A Land In An Awakened State Of Coma. Images of Work, Identity and Survival Strategies
It's cinematographic works like Hans-Christian Schmid's film "Lichter" ("Distant Lights", 2003), sounding out the country as well as it's present from the edges, that give German cinema it's strength today. This involves not only a change in trappings, but also an inner-systemic change. In times of a mega-bankruptcies, quick changing jobs and glamorous overdrawn accounts, the protagonists are questioned about their ability to take on commitments and their psycho-social network is screened for any undetected fissures.
Identity seems to be reduced to merely a question of nameplates, credit cards or various other data carriers. It can therefore be stolen like in Sören Voigt's film "Identity Kills" (2003) or held under lock and key as in Franziska Meletzky's film "Nachbarinnen" ("Wanted!", 2004), where the protagonist, an embittered package-delivery woman, hides a Russian woman, who is long sought-after by the police, for a much longer time than necessary. And indeed it is something that can also be acquired under false pretenses like in Eoin Moore's film drama "Pigs Will Fly" (2002), concerning a compulsive neurotic, the young protagonist Laxe, whose lax, clumsy but charming side cannot win out over his brutal side.
Contemporary German cinema is indeed teeming with accursed, sleepwalking figures. They are a sad reflection of today's world, self-employed one-person companies and acquisition experts, those in an awakened state of coma who let the outer hustle and bustle of life fly right past them until their own insignificance becomes a certainty. Here, work is no longer a means of therapy for already a long time. On the contrary: Over the last couple of years, a number of productions have blown the cover off the bourgeois concept of work, where paid work as a foundation for self-worth is not seldom a colossal humiliation program.Like in the film "Der Wald vor lauter Bäumen" ("Forest for the Trees", 2003), in which Maren Ade tells the story of a young teacher, who is torn asunder between her touching commitment to fulfill the demands of her profession, on the one hand, and her inner-private isolation on the other: the story of a failed and tragic assimilation. Yet, the routinised hectic often portrayed in many recent films today has something highly frightening about it. It is not the amicable saleswoman selling sausages ("Wanted!"), nor the competent boutique personnel ("Identity Kills") nor the friendly teacher colleague ("Forest for the Trees ") who are all gruesome – but rather the motionlessness with which they all function which is so deeply disturbing for the main protagonists, as they go on carrying out their work activities in a terrarium.

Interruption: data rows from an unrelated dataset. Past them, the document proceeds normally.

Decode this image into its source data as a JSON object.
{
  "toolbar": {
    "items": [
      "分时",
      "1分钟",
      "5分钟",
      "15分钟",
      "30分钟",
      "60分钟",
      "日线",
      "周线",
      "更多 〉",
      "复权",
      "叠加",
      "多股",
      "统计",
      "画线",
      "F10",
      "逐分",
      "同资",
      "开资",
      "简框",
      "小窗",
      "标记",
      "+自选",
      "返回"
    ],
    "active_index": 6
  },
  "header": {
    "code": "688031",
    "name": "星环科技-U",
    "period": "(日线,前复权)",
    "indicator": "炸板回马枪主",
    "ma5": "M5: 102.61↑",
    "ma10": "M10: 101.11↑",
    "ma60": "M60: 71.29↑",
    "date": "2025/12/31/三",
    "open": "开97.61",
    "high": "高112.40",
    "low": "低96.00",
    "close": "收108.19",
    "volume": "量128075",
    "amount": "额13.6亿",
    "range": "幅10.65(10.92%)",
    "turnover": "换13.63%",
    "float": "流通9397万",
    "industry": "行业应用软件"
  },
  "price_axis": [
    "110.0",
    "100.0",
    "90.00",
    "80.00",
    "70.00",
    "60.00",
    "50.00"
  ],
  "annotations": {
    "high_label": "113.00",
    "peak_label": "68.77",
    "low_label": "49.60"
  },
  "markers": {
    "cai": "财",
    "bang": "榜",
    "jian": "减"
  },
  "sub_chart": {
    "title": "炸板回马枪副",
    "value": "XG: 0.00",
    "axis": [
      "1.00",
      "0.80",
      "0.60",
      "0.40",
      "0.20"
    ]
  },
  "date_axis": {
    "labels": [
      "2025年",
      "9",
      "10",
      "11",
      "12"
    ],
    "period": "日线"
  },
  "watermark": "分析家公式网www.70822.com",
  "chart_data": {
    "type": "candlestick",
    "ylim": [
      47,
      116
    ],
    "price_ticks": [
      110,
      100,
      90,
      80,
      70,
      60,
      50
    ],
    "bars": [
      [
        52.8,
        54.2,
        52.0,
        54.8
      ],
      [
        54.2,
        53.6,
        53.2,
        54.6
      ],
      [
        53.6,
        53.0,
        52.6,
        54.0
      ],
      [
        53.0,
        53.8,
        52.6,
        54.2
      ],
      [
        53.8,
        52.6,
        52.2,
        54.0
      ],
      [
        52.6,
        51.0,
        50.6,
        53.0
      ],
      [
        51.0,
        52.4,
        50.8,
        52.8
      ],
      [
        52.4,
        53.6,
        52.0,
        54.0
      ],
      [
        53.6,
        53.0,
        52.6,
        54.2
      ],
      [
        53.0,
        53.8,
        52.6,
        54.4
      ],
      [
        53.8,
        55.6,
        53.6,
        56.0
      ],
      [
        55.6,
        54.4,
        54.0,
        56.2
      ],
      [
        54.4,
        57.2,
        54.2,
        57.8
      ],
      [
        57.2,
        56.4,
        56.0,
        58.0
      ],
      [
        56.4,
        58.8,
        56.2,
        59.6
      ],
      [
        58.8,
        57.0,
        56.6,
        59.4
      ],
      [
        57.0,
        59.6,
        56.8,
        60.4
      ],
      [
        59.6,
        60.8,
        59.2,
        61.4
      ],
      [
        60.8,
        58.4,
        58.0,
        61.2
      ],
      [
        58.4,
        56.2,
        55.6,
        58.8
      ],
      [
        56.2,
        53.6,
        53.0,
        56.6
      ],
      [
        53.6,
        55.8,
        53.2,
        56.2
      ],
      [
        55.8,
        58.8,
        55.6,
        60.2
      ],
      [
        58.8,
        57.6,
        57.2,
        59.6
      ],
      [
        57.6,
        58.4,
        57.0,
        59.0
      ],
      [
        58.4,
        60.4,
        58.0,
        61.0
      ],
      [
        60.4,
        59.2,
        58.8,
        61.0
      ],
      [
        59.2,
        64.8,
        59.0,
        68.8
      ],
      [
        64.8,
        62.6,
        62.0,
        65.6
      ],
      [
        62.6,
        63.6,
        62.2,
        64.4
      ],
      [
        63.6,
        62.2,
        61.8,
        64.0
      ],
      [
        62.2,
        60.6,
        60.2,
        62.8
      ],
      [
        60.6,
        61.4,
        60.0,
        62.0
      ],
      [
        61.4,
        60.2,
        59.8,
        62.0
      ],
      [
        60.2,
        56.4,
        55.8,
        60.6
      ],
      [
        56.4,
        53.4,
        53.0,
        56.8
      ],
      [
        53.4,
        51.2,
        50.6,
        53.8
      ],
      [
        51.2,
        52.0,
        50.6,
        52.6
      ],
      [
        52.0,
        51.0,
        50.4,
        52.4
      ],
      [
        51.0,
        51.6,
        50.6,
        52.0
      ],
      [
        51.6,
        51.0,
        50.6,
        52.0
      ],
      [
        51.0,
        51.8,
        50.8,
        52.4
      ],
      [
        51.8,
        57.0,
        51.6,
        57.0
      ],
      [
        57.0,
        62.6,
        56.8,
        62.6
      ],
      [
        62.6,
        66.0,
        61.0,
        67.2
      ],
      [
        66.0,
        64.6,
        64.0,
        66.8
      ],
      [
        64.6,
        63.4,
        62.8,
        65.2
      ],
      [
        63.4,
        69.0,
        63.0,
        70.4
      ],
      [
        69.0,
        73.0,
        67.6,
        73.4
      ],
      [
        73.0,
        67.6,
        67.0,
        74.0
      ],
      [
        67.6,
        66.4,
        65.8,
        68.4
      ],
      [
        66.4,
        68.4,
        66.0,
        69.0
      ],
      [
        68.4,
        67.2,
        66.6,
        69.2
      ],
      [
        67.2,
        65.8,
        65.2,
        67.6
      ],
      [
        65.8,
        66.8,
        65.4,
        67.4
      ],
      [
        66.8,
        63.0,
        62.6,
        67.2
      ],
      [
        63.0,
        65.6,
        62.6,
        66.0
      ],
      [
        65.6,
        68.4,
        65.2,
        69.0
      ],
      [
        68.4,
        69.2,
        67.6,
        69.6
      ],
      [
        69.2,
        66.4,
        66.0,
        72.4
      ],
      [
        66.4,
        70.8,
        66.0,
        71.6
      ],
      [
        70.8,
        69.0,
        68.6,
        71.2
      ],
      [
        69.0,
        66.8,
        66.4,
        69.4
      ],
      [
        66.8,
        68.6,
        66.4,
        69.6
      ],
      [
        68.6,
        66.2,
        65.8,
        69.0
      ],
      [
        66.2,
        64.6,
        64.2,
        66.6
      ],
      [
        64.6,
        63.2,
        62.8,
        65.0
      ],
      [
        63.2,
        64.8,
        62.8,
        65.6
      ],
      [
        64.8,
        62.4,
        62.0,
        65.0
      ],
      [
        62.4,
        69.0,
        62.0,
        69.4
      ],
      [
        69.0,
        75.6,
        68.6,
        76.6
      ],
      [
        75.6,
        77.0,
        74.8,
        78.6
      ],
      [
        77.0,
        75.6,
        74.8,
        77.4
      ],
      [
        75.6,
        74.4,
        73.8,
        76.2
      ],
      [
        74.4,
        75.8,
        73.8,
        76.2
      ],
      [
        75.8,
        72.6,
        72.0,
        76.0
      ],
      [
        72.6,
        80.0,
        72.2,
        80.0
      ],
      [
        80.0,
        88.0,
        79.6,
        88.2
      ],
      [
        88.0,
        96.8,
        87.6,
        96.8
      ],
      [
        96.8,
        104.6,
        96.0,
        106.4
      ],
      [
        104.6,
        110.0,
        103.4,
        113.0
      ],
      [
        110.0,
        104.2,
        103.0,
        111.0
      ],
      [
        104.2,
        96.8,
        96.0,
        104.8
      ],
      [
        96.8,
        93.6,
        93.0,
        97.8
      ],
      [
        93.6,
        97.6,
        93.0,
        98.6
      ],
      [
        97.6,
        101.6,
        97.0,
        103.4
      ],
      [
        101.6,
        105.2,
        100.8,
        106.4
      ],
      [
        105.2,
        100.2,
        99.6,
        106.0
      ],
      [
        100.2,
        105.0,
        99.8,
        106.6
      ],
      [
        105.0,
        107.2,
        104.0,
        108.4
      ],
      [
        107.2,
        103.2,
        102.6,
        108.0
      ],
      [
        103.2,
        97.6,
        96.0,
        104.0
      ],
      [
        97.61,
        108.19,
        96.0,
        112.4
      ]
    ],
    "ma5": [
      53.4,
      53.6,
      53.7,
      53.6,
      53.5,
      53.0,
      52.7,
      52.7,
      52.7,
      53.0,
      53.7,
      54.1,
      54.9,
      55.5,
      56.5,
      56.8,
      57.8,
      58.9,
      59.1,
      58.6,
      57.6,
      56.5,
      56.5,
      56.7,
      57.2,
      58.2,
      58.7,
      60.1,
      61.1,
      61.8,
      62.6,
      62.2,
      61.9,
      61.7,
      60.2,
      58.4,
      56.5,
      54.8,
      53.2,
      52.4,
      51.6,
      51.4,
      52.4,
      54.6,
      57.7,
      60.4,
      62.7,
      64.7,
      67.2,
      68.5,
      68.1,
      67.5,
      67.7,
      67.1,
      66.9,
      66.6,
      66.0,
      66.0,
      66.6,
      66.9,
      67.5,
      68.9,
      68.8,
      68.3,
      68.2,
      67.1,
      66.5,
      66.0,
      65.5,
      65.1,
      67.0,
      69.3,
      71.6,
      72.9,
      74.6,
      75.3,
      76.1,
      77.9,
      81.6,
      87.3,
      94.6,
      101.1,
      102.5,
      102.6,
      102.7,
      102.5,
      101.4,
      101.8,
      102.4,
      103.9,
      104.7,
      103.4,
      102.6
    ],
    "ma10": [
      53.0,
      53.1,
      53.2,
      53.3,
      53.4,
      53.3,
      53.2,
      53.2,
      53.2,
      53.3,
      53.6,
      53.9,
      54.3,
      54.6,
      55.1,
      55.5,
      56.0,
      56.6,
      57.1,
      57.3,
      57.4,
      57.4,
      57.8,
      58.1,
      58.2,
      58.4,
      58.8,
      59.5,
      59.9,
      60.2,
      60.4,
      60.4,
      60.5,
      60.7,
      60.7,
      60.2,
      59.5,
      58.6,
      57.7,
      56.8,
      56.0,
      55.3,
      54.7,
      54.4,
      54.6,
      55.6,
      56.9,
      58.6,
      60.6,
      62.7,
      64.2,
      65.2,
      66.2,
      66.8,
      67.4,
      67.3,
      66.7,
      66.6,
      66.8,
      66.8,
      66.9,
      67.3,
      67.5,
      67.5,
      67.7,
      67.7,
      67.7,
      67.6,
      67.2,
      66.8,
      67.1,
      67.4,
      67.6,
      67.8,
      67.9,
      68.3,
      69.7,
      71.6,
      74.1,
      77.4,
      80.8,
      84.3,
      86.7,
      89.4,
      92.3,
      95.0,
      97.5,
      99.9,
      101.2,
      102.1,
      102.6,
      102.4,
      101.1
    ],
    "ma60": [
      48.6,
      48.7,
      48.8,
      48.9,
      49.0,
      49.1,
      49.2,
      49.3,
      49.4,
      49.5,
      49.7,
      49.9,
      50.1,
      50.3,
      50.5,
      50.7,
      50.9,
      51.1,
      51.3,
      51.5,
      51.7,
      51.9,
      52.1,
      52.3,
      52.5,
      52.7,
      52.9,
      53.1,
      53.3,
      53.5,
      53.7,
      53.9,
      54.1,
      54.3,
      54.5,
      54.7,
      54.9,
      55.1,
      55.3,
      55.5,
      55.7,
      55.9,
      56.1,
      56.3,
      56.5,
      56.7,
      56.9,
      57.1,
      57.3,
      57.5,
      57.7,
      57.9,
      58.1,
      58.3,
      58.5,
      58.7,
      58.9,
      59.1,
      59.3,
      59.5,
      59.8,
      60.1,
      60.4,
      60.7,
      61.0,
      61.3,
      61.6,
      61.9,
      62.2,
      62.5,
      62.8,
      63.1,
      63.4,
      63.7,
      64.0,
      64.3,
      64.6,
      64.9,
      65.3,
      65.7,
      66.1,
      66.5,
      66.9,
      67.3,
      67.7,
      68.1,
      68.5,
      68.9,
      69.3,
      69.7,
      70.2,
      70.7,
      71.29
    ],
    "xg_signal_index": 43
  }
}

For them, normality is the exception. Sick survival strategies like over-assimilation or the robbery of identity are the rule.
It's a similar situation for victims of the labor market. This is especially well shown in Franz Müller's film "Science Fiction" (2003), where losers under neo-liberalism are presented free for inspection. They are coached for a market in expensive seminars they no longer need. They believe they have to go through a strange standard training program of humiliation and encouragement, in which self-employment is somehow equated with self-determination at work, as if it had anything to do suddenly with entrepreneurial genius. And that you are permitted to join-in and play in an economy that has in fact already sorted you out.The valiant compensation for losses and insults suffered becomes the pathetic basis of business. Also Dominik Graf, in his film "Hotte im Paradies" (2003), ultimately plummets the existential needs of a small businessman: a pimp, whose self-worth is measured in sports cars, Rolex watches and the financial returns arising from his moody personnel. The self-employed one-person company, Hotte, also tries to maintain himself in a selected segment of the market by putting his whole arduous, high-tuned personality up for stake – so becoming the prototype of a neo-liberal captain of industry sailing onwards towards shipwreck.
Source: Christian Buß, Birgit Glombitza (Ed.): "Deutschland, revisited". (Catalogue of the similarly titled Retrospective in Kommunalen Kino Metropolis May - July 2004). Hamburg: Kinemathek Hamburg e.V., 2004.
For the film series "Deutschland, revisited", screened in the Hamburg Metropolis cinema between May and July 2004, the journalists Birgit Glombitza and Christian Buß presented 22 German film and television productions that were made over the last five years. The texts are from the accompanying catalogue of the same title. The catalogue is there to provide some orientation through the film world, which is at times often confusing in it's style and content, but whose various different protagonists exhibit an infallible sense for the phenomena of today's world.